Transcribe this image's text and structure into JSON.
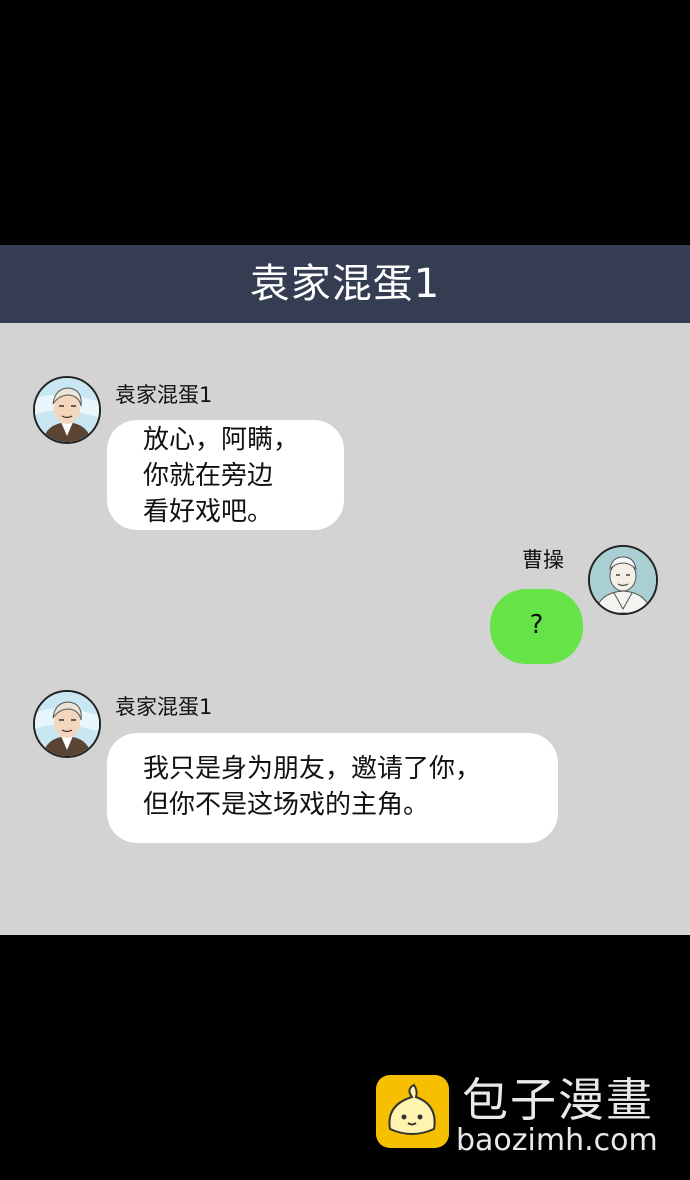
{
  "header": {
    "title": "袁家混蛋1"
  },
  "messages": [
    {
      "side": "left",
      "sender": "袁家混蛋1",
      "avatar_icon": "man-portrait-avatar-icon",
      "lines": [
        "放心，阿瞒，",
        "你就在旁边",
        "看好戏吧。"
      ]
    },
    {
      "side": "right",
      "sender": "曹操",
      "avatar_icon": "old-man-portrait-avatar-icon",
      "lines": [
        "?"
      ]
    },
    {
      "side": "left",
      "sender": "袁家混蛋1",
      "avatar_icon": "man-portrait-avatar-icon",
      "lines": [
        "我只是身为朋友，邀请了你，",
        "但你不是这场戏的主角。"
      ]
    }
  ],
  "watermark": {
    "logo_icon": "steamed-bun-logo-icon",
    "name": "包子漫畫",
    "domain": "baozimh.com"
  },
  "colors": {
    "header_bg": "#343d52",
    "chat_bg": "#d3d3d3",
    "bubble_left": "#ffffff",
    "bubble_right": "#66e347",
    "logo": "#f6c000"
  }
}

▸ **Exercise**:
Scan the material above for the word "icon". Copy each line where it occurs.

▸ **Solution to this problem**:
      "avatar_icon": "man-portrait-avatar-icon",
      "avatar_icon": "old-man-portrait-avatar-icon",
      "avatar_icon": "man-portrait-avatar-icon",
    "logo_icon": "steamed-bun-logo-icon",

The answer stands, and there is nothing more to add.